* **Goal of the exercise**
Pull every line holding the string "callout" from the records below.

*** Opening of Excerpted data ***

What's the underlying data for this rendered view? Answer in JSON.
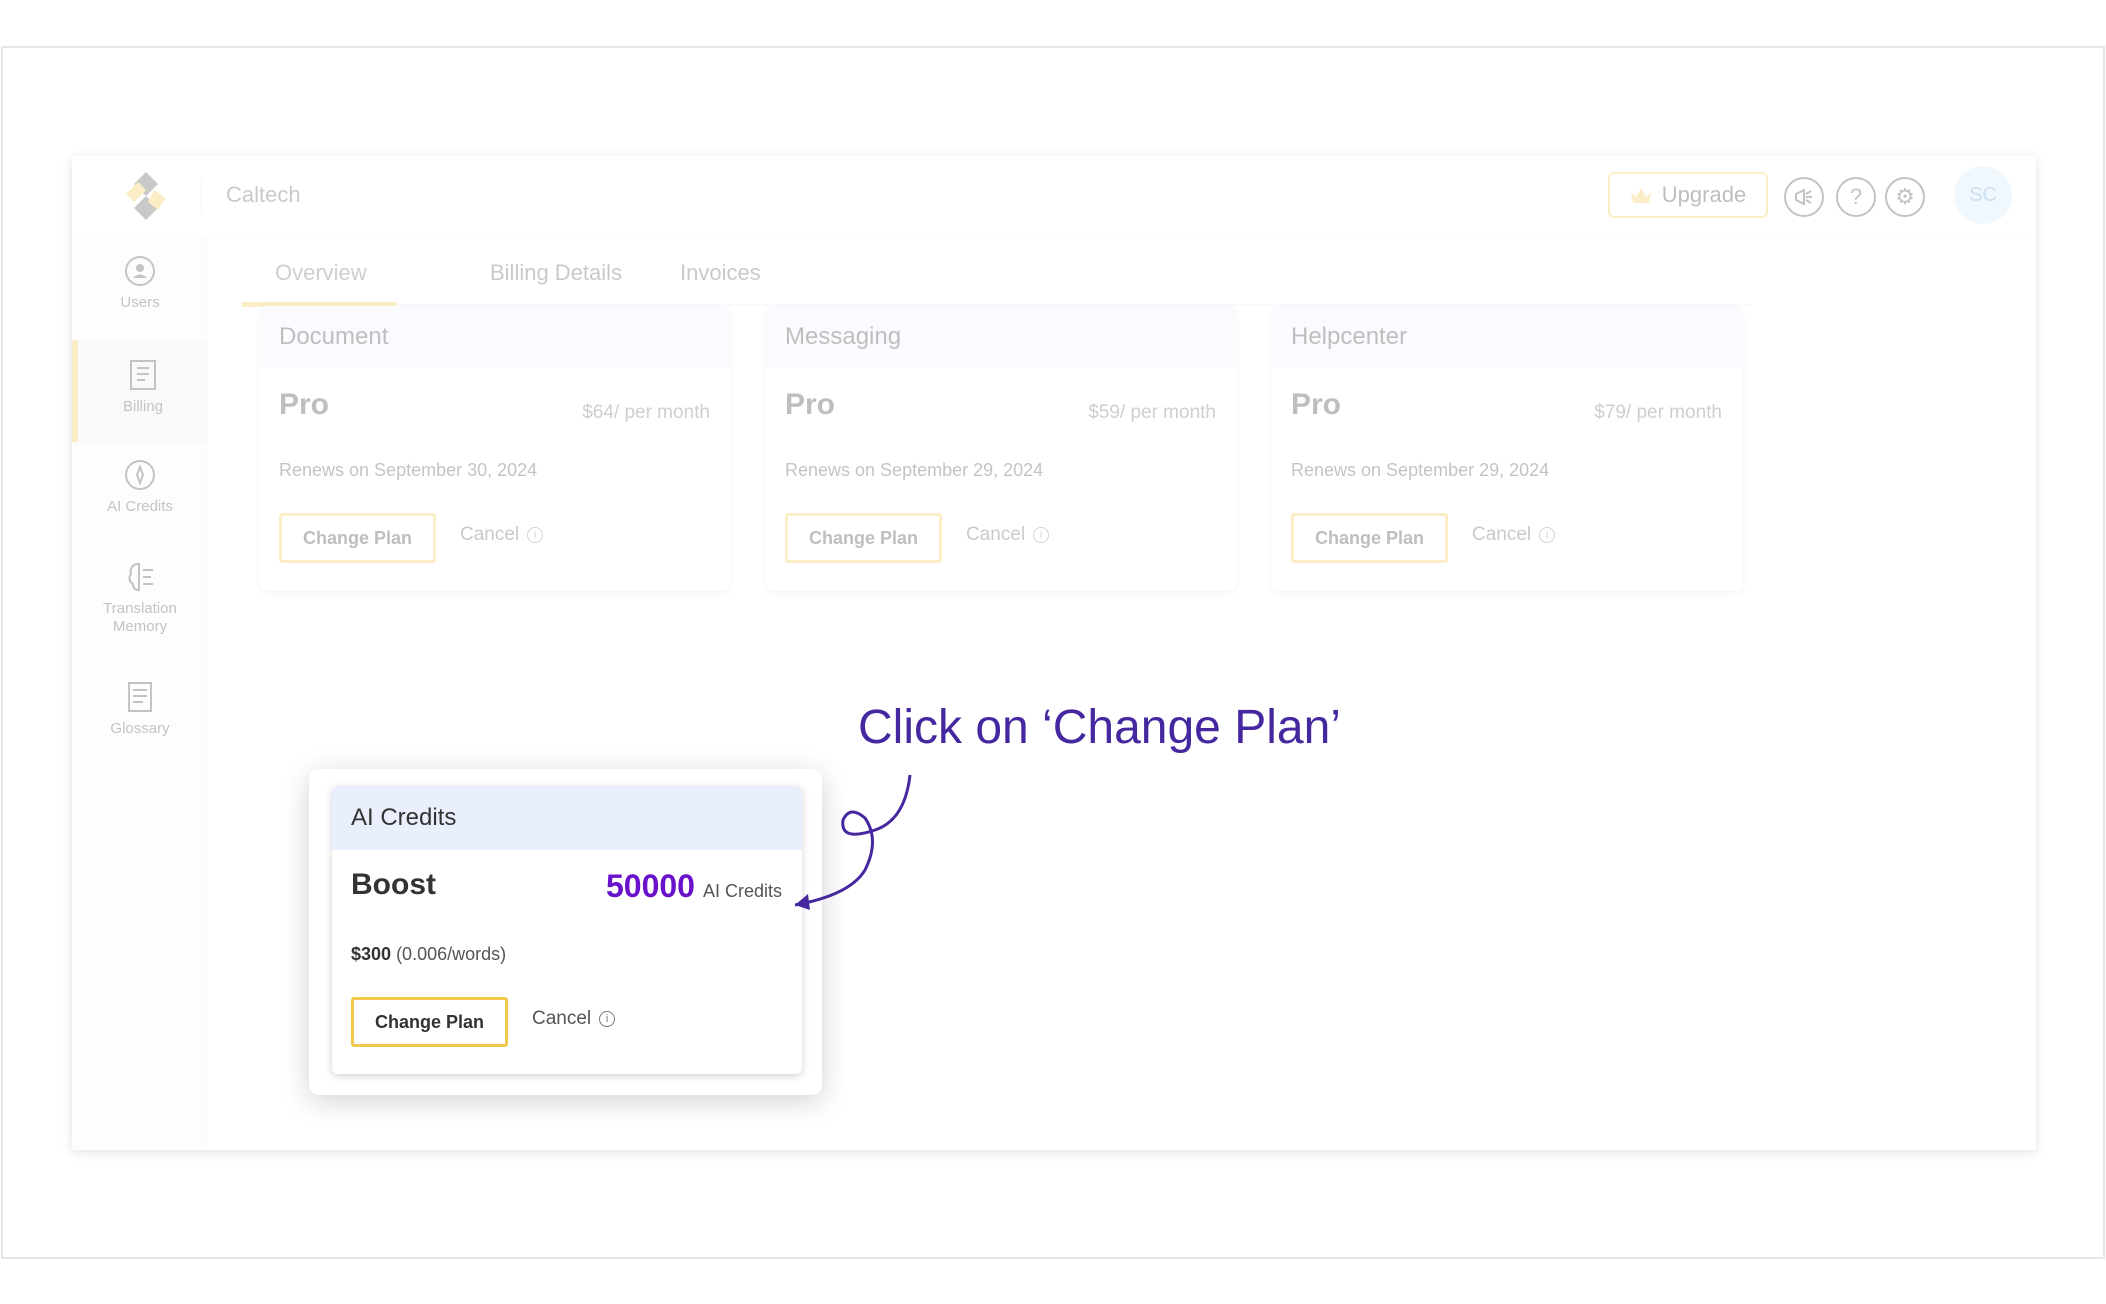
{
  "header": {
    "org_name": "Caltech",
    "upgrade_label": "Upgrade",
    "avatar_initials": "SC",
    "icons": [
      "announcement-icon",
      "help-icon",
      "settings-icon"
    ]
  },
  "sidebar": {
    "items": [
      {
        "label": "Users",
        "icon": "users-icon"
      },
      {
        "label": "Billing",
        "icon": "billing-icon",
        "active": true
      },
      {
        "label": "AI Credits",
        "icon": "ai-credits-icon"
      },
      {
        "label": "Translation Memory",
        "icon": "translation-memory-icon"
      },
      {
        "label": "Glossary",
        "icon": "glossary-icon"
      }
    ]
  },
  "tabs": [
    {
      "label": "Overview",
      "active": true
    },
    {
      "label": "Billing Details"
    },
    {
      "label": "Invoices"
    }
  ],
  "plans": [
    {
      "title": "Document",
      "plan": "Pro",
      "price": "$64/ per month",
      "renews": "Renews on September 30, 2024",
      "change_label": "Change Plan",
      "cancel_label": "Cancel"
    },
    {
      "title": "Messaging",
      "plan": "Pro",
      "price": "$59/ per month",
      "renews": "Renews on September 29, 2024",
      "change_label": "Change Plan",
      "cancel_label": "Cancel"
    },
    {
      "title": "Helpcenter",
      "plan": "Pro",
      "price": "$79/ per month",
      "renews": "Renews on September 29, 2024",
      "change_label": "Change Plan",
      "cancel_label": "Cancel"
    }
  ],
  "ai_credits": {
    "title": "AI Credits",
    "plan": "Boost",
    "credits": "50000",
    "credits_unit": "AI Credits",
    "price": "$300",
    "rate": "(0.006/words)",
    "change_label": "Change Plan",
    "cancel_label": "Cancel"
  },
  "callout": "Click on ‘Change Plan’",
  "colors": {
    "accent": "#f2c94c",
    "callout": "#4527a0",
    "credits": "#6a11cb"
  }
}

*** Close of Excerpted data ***

* **Result for this exercise**
  "callout": "Click on ‘Change Plan’",
    "callout": "#4527a0",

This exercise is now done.